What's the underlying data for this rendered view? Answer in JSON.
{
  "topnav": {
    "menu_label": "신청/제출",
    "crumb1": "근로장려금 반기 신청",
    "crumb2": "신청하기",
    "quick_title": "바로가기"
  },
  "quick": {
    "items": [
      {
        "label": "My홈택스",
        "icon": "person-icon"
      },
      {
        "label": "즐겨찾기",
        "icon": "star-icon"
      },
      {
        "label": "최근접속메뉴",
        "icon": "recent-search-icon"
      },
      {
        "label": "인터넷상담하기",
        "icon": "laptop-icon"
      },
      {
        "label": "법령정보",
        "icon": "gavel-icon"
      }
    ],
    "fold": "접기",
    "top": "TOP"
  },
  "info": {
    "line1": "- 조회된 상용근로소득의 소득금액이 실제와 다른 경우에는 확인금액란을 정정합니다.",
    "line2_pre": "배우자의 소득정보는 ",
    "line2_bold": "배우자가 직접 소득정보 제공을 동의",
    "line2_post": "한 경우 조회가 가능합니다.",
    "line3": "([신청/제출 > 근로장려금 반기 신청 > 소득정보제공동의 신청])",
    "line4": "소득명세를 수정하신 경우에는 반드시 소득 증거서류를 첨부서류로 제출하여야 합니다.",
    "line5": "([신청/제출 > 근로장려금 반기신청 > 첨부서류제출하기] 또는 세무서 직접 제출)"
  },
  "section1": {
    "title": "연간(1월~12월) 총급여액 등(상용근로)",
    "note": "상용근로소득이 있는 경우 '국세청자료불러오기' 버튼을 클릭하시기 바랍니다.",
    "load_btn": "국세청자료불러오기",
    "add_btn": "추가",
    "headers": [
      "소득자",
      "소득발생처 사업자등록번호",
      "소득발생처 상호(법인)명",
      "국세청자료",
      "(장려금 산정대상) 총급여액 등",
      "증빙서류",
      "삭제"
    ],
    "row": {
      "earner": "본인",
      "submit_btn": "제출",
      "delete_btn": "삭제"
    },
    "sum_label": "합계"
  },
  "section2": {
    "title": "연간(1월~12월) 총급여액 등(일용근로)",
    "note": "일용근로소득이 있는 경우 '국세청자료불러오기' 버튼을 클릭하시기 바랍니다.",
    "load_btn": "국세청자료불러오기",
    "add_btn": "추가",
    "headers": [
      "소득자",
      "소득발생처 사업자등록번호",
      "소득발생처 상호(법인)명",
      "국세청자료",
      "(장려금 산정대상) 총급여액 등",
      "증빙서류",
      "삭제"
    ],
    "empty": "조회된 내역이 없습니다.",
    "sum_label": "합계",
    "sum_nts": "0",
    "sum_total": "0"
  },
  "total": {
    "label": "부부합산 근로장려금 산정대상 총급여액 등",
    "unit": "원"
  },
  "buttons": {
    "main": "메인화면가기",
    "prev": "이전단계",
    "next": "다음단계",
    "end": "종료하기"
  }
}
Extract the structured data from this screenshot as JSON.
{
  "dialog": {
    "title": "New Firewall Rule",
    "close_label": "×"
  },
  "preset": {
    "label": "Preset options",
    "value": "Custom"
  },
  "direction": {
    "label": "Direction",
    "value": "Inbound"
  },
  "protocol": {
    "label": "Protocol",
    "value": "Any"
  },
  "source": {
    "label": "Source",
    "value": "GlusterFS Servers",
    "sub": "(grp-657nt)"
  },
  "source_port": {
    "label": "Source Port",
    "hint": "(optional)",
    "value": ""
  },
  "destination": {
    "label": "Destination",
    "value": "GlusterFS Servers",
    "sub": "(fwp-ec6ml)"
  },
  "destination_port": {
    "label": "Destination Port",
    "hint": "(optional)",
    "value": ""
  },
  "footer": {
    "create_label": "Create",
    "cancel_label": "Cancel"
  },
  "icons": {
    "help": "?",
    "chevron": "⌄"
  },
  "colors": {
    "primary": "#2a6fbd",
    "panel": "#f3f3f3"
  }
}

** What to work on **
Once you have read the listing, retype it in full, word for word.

** Result of this exercise **
What's the underlying data for this rendered view? Answer in JSON.
{
  "topnav": {
    "menu_label": "신청/제출",
    "crumb1": "근로장려금 반기 신청",
    "crumb2": "신청하기",
    "quick_title": "바로가기"
  },
  "quick": {
    "items": [
      {
        "label": "My홈택스",
        "icon": "person-icon"
      },
      {
        "label": "즐겨찾기",
        "icon": "star-icon"
      },
      {
        "label": "최근접속메뉴",
        "icon": "recent-search-icon"
      },
      {
        "label": "인터넷상담하기",
        "icon": "laptop-icon"
      },
      {
        "label": "법령정보",
        "icon": "gavel-icon"
      }
    ],
    "fold": "접기",
    "top": "TOP"
  },
  "info": {
    "line1": "- 조회된 상용근로소득의 소득금액이 실제와 다른 경우에는 확인금액란을 정정합니다.",
    "line2_pre": "배우자의 소득정보는 ",
    "line2_bold": "배우자가 직접 소득정보 제공을 동의",
    "line2_post": "한 경우 조회가 가능합니다.",
    "line3": "([신청/제출 > 근로장려금 반기 신청 > 소득정보제공동의 신청])",
    "line4": "소득명세를 수정하신 경우에는 반드시 소득 증거서류를 첨부서류로 제출하여야 합니다.",
    "line5": "([신청/제출 > 근로장려금 반기신청 > 첨부서류제출하기] 또는 세무서 직접 제출)"
  },
  "section1": {
    "title": "연간(1월~12월) 총급여액 등(상용근로)",
    "note": "상용근로소득이 있는 경우 '국세청자료불러오기' 버튼을 클릭하시기 바랍니다.",
    "load_btn": "국세청자료불러오기",
    "add_btn": "추가",
    "headers": [
      "소득자",
      "소득발생처 사업자등록번호",
      "소득발생처 상호(법인)명",
      "국세청자료",
      "(장려금 산정대상) 총급여액 등",
      "증빙서류",
      "삭제"
    ],
    "row": {
      "earner": "본인",
      "submit_btn": "제출",
      "delete_btn": "삭제"
    },
    "sum_label": "합계"
  },
  "section2": {
    "title": "연간(1월~12월) 총급여액 등(일용근로)",
    "note": "일용근로소득이 있는 경우 '국세청자료불러오기' 버튼을 클릭하시기 바랍니다.",
    "load_btn": "국세청자료불러오기",
    "add_btn": "추가",
    "headers": [
      "소득자",
      "소득발생처 사업자등록번호",
      "소득발생처 상호(법인)명",
      "국세청자료",
      "(장려금 산정대상) 총급여액 등",
      "증빙서류",
      "삭제"
    ],
    "empty": "조회된 내역이 없습니다.",
    "sum_label": "합계",
    "sum_nts": "0",
    "sum_total": "0"
  },
  "total": {
    "label": "부부합산 근로장려금 산정대상 총급여액 등",
    "unit": "원"
  },
  "buttons": {
    "main": "메인화면가기",
    "prev": "이전단계",
    "next": "다음단계",
    "end": "종료하기"
  }
}
Extract the structured data from this screenshot as JSON.
{
  "dialog": {
    "title": "New Firewall Rule",
    "close_label": "×"
  },
  "preset": {
    "label": "Preset options",
    "value": "Custom"
  },
  "direction": {
    "label": "Direction",
    "value": "Inbound"
  },
  "protocol": {
    "label": "Protocol",
    "value": "Any"
  },
  "source": {
    "label": "Source",
    "value": "GlusterFS Servers",
    "sub": "(grp-657nt)"
  },
  "source_port": {
    "label": "Source Port",
    "hint": "(optional)",
    "value": ""
  },
  "destination": {
    "label": "Destination",
    "value": "GlusterFS Servers",
    "sub": "(fwp-ec6ml)"
  },
  "destination_port": {
    "label": "Destination Port",
    "hint": "(optional)",
    "value": ""
  },
  "footer": {
    "create_label": "Create",
    "cancel_label": "Cancel"
  },
  "icons": {
    "help": "?",
    "chevron": "⌄"
  },
  "colors": {
    "primary": "#2a6fbd",
    "panel": "#f3f3f3"
  }
}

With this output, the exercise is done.